If a line of the material holds the string "search", please copy it.
___ INFORMATION SHOWN ___
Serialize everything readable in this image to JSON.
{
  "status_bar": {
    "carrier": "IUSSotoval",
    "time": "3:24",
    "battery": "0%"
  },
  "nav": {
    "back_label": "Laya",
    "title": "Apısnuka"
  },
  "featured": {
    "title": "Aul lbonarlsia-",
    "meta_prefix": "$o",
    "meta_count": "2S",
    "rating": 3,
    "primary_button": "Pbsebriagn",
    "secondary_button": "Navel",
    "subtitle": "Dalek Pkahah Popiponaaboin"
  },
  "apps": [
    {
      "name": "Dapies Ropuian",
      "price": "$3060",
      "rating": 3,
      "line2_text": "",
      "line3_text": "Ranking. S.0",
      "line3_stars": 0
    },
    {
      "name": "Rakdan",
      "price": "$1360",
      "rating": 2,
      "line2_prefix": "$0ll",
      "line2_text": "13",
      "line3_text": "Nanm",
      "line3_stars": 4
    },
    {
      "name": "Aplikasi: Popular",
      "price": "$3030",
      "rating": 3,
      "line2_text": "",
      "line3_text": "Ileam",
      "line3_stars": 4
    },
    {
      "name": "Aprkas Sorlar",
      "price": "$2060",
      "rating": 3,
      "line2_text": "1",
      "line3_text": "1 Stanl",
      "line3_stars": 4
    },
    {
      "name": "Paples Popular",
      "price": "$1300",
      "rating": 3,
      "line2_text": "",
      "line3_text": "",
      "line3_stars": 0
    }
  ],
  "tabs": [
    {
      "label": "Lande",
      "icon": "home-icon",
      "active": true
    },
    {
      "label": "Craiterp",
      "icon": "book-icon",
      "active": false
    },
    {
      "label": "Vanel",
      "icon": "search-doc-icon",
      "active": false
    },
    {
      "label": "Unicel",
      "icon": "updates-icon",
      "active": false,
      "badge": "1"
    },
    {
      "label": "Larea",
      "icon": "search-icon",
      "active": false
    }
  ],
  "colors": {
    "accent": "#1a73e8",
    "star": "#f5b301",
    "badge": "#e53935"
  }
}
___
◆ **EXERCISE ANSWER**
      "icon": "search-doc-icon",
      "icon": "search-icon",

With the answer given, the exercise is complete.